According to a new Insider poll, confidence in Yang’s debate performance has doubled among both self-reported Democratic voters and the general population. The poll asked over a thousand American adults to select up to three candidates they think will perform best at Thursday’s Democratic primary debate hosted by NBC. More than one in ten respondents chose Yang.
The number – 15.2% to be exact – may not be as large as his more established rivals, but it’s nearly double the 7.7% of respondents who had confidence in Yang prior to the last debates in July, indicating that Yang is capturing viewers and winning them over. No other Democratic candidate saw their expectations increase quite like Yang.
Part of this could owe to the fact that candidates like Yang have much to gain from the debates, while frontrunners such as former Vice President Joe Biden who are ill-suited for the format have only to lose.
Among Democrats, confidence in Yang more than doubled from 6.7% to 13.7%. Proportionally speaking, it’s the most significant boost any candidate has received through the course of our debate polling.
Each time, we asked respondents to select up to a quarter of candidates who they thought world perform well.
Previously, they were able to select up to five out of 20; this round, they were able to select up to three out of ten. Setting aside Biden, who has seen expectations erode precipitously, most other candidates are still where they were back in June when it comes to expectations.
Yang, whose campaign is largely predicated on his Freedom Dividend – a universal basic income program that would provide $1,000 per month to every adult in America – has expressed frustration with the way his candidacy has been treated by the establishment, accusing NBC of cutting his mic off during the first debates in June.

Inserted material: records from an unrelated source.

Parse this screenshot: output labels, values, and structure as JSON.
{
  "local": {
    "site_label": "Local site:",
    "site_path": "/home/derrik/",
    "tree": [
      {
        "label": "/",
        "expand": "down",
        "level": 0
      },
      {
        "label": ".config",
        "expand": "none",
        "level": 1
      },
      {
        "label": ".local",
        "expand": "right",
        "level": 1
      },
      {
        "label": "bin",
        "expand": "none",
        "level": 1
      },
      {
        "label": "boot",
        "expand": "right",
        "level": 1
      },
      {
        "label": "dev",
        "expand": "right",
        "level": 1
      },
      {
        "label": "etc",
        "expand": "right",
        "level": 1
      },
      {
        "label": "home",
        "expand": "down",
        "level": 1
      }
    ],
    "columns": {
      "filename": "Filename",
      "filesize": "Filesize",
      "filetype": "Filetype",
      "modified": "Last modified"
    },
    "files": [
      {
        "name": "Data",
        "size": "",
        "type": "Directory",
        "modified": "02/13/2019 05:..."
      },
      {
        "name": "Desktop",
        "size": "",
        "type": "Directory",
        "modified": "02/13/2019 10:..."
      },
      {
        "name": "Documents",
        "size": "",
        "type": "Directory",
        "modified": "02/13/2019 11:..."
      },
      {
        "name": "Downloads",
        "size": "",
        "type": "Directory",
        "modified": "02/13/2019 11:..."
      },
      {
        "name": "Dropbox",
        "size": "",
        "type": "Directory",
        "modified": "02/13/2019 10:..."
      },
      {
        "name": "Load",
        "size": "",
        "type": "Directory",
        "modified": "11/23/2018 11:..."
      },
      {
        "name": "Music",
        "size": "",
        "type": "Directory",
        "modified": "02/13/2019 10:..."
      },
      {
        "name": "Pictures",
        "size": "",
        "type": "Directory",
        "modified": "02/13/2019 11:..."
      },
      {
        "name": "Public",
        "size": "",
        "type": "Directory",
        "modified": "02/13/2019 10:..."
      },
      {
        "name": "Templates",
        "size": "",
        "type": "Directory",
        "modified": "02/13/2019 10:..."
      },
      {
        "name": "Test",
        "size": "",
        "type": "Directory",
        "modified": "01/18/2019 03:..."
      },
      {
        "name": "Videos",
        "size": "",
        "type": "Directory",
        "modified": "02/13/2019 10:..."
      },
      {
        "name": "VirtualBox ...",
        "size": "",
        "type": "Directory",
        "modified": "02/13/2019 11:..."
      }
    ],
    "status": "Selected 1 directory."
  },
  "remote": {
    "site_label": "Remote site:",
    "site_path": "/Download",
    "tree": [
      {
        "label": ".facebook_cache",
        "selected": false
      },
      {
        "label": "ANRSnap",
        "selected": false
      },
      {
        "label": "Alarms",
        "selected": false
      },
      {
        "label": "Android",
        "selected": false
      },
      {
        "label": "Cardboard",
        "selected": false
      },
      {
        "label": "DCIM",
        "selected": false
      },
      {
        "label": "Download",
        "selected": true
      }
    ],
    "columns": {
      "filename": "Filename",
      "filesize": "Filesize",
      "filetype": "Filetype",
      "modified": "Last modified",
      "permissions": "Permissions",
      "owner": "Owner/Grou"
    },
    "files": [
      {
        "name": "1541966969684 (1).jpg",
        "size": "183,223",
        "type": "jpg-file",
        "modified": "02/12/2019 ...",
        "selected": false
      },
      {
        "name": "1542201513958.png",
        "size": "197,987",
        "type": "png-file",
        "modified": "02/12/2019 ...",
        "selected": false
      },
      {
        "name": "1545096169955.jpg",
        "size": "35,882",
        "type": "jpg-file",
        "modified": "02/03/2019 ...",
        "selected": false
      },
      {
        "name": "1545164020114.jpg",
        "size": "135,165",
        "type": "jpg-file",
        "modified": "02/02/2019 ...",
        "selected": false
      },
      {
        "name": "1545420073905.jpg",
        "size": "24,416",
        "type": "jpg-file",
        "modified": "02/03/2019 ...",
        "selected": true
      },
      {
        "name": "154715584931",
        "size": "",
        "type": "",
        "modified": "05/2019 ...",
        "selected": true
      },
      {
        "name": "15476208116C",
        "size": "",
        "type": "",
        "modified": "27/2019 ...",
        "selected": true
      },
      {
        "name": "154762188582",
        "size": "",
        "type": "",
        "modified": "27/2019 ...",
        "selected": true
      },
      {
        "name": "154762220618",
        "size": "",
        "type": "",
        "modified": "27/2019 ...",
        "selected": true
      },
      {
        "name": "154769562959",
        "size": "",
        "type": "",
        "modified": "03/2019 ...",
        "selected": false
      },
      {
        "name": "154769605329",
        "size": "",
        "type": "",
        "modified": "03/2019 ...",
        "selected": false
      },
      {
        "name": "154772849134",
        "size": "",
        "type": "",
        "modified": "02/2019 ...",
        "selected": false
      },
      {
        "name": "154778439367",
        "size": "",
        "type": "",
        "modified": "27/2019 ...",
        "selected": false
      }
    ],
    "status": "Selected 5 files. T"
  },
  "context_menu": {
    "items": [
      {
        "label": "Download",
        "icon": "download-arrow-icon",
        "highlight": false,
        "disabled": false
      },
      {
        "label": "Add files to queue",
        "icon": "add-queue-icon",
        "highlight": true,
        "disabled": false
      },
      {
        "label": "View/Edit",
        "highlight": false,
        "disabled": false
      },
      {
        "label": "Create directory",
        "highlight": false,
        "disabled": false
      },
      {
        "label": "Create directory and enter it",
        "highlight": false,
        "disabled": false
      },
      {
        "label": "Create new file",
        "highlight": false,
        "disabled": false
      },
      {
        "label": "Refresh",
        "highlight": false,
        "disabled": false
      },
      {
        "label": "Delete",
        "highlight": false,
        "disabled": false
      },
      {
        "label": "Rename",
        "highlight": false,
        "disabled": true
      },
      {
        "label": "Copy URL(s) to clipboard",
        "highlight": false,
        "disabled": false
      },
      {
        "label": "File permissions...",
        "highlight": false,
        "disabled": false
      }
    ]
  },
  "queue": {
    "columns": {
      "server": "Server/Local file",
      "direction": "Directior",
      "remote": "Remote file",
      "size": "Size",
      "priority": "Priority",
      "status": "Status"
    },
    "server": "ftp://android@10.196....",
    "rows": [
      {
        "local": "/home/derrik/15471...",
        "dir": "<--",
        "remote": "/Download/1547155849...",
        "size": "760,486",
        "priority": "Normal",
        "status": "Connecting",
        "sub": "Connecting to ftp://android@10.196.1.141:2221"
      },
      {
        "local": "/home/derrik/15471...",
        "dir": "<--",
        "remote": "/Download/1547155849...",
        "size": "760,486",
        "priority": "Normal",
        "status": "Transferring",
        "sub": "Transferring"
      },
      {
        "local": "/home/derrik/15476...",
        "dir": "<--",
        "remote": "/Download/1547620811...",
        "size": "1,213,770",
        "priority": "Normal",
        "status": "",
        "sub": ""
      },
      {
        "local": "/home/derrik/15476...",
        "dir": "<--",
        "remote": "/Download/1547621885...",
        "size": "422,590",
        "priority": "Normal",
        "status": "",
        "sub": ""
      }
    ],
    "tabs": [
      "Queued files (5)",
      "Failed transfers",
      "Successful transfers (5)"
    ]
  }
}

The hiccup didn’t go unnoticed by viewers: Out of nine complaints received by the Federal Communications Commission (FCC) and obtained by Insider following the debates, two called out Yang’s mic issues. Later, his campaign said CNN ran a graphic that excluded Yang in favor of lower-polling rivals.
Despite ardent support from his base, most Americans polled by Insider have never heard of Yang.
While his name recognition has steadily increased through the course of Insider’s polling, only 37% of respondents had heard of him in our most recent poll. That number is higher for Democratic voters, 52% of whom say they’ve heard of Yang. But even among Democrats, he’s less well known than some contenders who are polling behind him, such as former Rep. Beto O’Rourke.
Yang has a long, uphill battle to wage – but if he continues to build momentum, he could become a candidate to watch.
SurveyMonkey Audience polls from a national sample balanced by census data of age and gender. Respondents are incentivized to complete surveys through charitable contributions. Generally speaking, digital polling tends to skew toward people with access to the internet. Total 1,090 respondents collected September 6 to September 7, 2019, a margin of error plus or minus 3.07 percentage points with a 95% confidence level.